I’m going to flip this question a bit and say that I would love to be a fly on the wall at the Glass Family house in Franny and Zooey, which is my favorite book of all time. Salinger’s writing is such a tease because you really feel like you’re there and then the book is over and you’re on your sofa wishing there was more.
I also really love Joan Didion. I’m pretty close to reading everything she has written. The first time I read Play It As It Lays, I finished the book and started it over again immediately.
Another author I can’t get enough of is Roxane Gay. I think she’s an incredible voice of this generation. Her collection of essays in Bad Feminist is truly a must read in this time of “wokeness”. Hunger, which is a self-image memoir is both beautiful and painful and her short story collection Difficult Women is one fascinating tale after another.
What’s next for you?

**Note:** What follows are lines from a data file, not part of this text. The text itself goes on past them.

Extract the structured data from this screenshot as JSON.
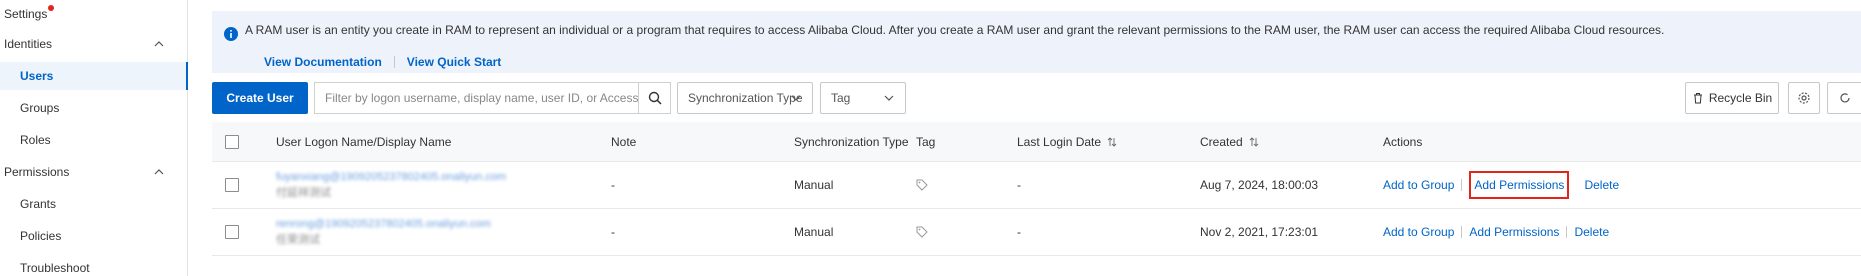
{
  "sidebar": {
    "settings_label": "Settings",
    "identities_label": "Identities",
    "users_label": "Users",
    "groups_label": "Groups",
    "roles_label": "Roles",
    "permissions_label": "Permissions",
    "grants_label": "Grants",
    "policies_label": "Policies",
    "troubleshoot_label": "Troubleshoot"
  },
  "notice": {
    "text": "A RAM user is an entity you create in RAM to represent an individual or a program that requires to access Alibaba Cloud. After you create a RAM user and grant the relevant permissions to the RAM user, the RAM user can access the required Alibaba Cloud resources.",
    "link_documentation": "View Documentation",
    "link_quick_start": "View Quick Start"
  },
  "toolbar": {
    "create_user_label": "Create User",
    "search_placeholder": "Filter by logon username, display name, user ID, or AccessKey ID",
    "sync_type_label": "Synchronization Type",
    "tag_label": "Tag",
    "recycle_bin_label": "Recycle Bin"
  },
  "table": {
    "headers": {
      "user": "User Logon Name/Display Name",
      "note": "Note",
      "sync_type": "Synchronization Type",
      "tag": "Tag",
      "last_login": "Last Login Date",
      "created": "Created",
      "actions": "Actions"
    },
    "rows": [
      {
        "logon_name": "fuyanxiang@1909205237802405.onaliyun.com",
        "display_name": "付延祥测试",
        "note": "-",
        "sync_type": "Manual",
        "last_login": "-",
        "created": "Aug 7, 2024, 18:00:03"
      },
      {
        "logon_name": "renrong@1909205237802405.onaliyun.com",
        "display_name": "任荣测试",
        "note": "-",
        "sync_type": "Manual",
        "last_login": "-",
        "created": "Nov 2, 2021, 17:23:01"
      }
    ],
    "actions": {
      "add_to_group": "Add to Group",
      "add_permissions": "Add Permissions",
      "delete": "Delete"
    }
  },
  "colors": {
    "primary": "#0064c8",
    "highlight": "#e1251b",
    "notice_bg": "#eef3fb"
  }
}
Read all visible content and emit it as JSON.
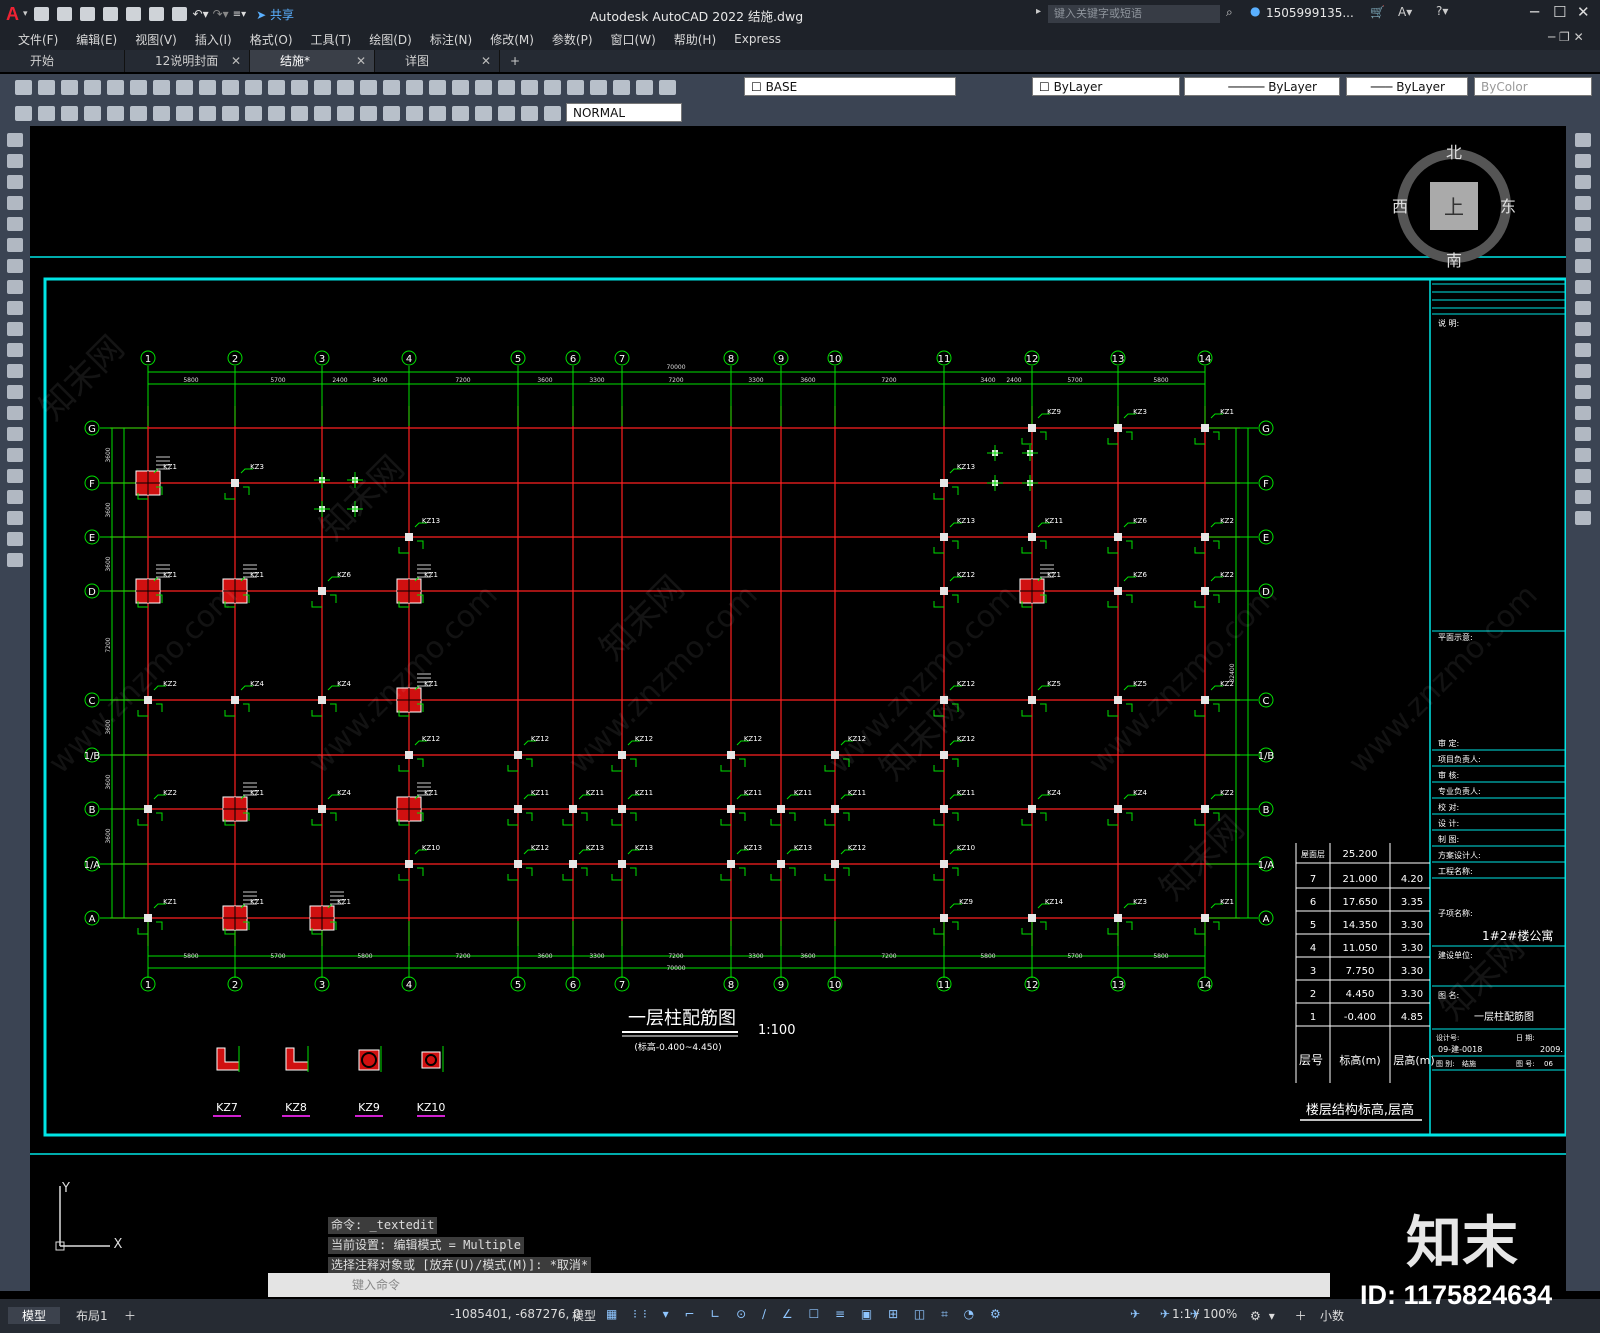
{
  "app": {
    "title": "Autodesk AutoCAD 2022    结施.dwg",
    "share_label": "共享",
    "search_placeholder": "键入关键字或短语",
    "user": "1505999135...",
    "logo": "A"
  },
  "menu": [
    "文件(F)",
    "编辑(E)",
    "视图(V)",
    "插入(I)",
    "格式(O)",
    "工具(T)",
    "绘图(D)",
    "标注(N)",
    "修改(M)",
    "参数(P)",
    "窗口(W)",
    "帮助(H)",
    "Express"
  ],
  "tabs": [
    {
      "label": "开始",
      "closable": false
    },
    {
      "label": "12说明封面",
      "closable": true
    },
    {
      "label": "结施*",
      "closable": true,
      "active": true
    },
    {
      "label": "详图",
      "closable": true
    }
  ],
  "toolbar": {
    "layer_value": "BASE",
    "color_value": "ByLayer",
    "linetype_value": "ByLayer",
    "lineweight_value": "ByLayer",
    "plotstyle_value": "ByColor",
    "dimstyle_value": "NORMAL"
  },
  "viewcube": {
    "north": "北",
    "south": "南",
    "east": "东",
    "west": "西",
    "top": "上"
  },
  "drawing": {
    "title": "一层柱配筋图",
    "scale": "1:100",
    "subtitle": "(标高-0.400~4.450)",
    "top_axes": [
      "1",
      "2",
      "3",
      "4",
      "5",
      "6",
      "7",
      "8",
      "9",
      "10",
      "11",
      "12",
      "13",
      "14"
    ],
    "side_axes": [
      "G",
      "F",
      "E",
      "D",
      "C",
      "1/B",
      "B",
      "1/A",
      "A"
    ],
    "top_spans": [
      "5800",
      "5700",
      "2400",
      "3400",
      "7200",
      "3600",
      "3300",
      "7200",
      "3300",
      "3600",
      "7200",
      "3400",
      "2400",
      "5700",
      "5800"
    ],
    "total_length": "70000",
    "bottom_spans": [
      "5800",
      "5700",
      "5800",
      "7200",
      "3600",
      "3300",
      "7200",
      "3300",
      "3600",
      "7200",
      "5800",
      "5700",
      "5800"
    ],
    "left_spans": [
      "3600",
      "3600",
      "3600",
      "7200",
      "3600",
      "3600",
      "3600"
    ],
    "total_height": "32400",
    "column_labels": [
      "KZ1",
      "KZ2",
      "KZ3",
      "KZ4",
      "KZ5",
      "KZ6",
      "KZ7",
      "KZ8",
      "KZ9",
      "KZ10",
      "KZ11",
      "KZ12",
      "KZ13",
      "KZ14"
    ],
    "detail_labels": [
      "KZ7",
      "KZ8",
      "KZ9",
      "KZ10"
    ]
  },
  "floor_table": {
    "title": "楼层结构标高,层高",
    "roof_label": "屋面层",
    "roof_elev": "25.200",
    "rows": [
      {
        "floor": "7",
        "elev": "21.000",
        "height": "4.20"
      },
      {
        "floor": "6",
        "elev": "17.650",
        "height": "3.35"
      },
      {
        "floor": "5",
        "elev": "14.350",
        "height": "3.30"
      },
      {
        "floor": "4",
        "elev": "11.050",
        "height": "3.30"
      },
      {
        "floor": "3",
        "elev": "7.750",
        "height": "3.30"
      },
      {
        "floor": "2",
        "elev": "4.450",
        "height": "3.30"
      },
      {
        "floor": "1",
        "elev": "-0.400",
        "height": "4.85"
      }
    ],
    "col_floor": "层号",
    "col_elev": "标高(m)",
    "col_height": "层高(m)"
  },
  "title_block": {
    "rows": [
      "审 定:",
      "项目负责人:",
      "审 核:",
      "专业负责人:",
      "校 对:",
      "设 计:",
      "制 图:",
      "方案设计人:",
      "工程名称:"
    ],
    "sub_item_label": "子项名称:",
    "sub_item": "1#2#楼公寓",
    "owner_label": "建设单位:",
    "drawing_name_label": "图 名:",
    "drawing_name": "一层柱配筋图",
    "design_no": "设计号:",
    "design_no_value": "09-建-0018",
    "date_label": "日 期:",
    "date_value": "2009.",
    "sheet_label": "图 别:",
    "sheet_value": "结施",
    "sheet_no_label": "图 号:",
    "sheet_no_value": "06",
    "notes_label": "说 明:",
    "plan_label": "平面示意:"
  },
  "command": {
    "history": [
      "命令: _textedit",
      "当前设置: 编辑模式 = Multiple",
      "选择注释对象或 [放弃(U)/模式(M)]: *取消*"
    ],
    "placeholder": "键入命令"
  },
  "status": {
    "coords": "-1085401, -687276, 0",
    "model_btn": "模型",
    "layout_tabs": [
      "模型",
      "布局1"
    ],
    "scale": "1:1 / 100%",
    "units": "小数"
  },
  "watermark": {
    "brand": "知末",
    "id": "ID: 1175824634",
    "url": "www.znzmo.com",
    "cn": "知末网"
  },
  "colors": {
    "grid": "#ff2020",
    "axis": "#00e000",
    "border": "#00e5e5",
    "column": "#e6e6e6"
  }
}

I just wrapped another feature film called Big Trees which is a buddy-comedy-drama that centers around the complexities of love and relationships. The characters are in somewhat of a love triangle, complicated by history and friendship. This was an interesting project to work on because the film is almost entirely improvised. The script was basically an outline of beats we needed to hit but it was up to us actors to really live and think as these characters and be in those moments. I also recently co-wrote and acted in a short and we are going to be submitting it to various festivals. I hope to keep writing and doing as many projects as I can. I’m in this because I love it and I love working, no matter the scale.
For more Amanda catch her interview at Close-up Culture.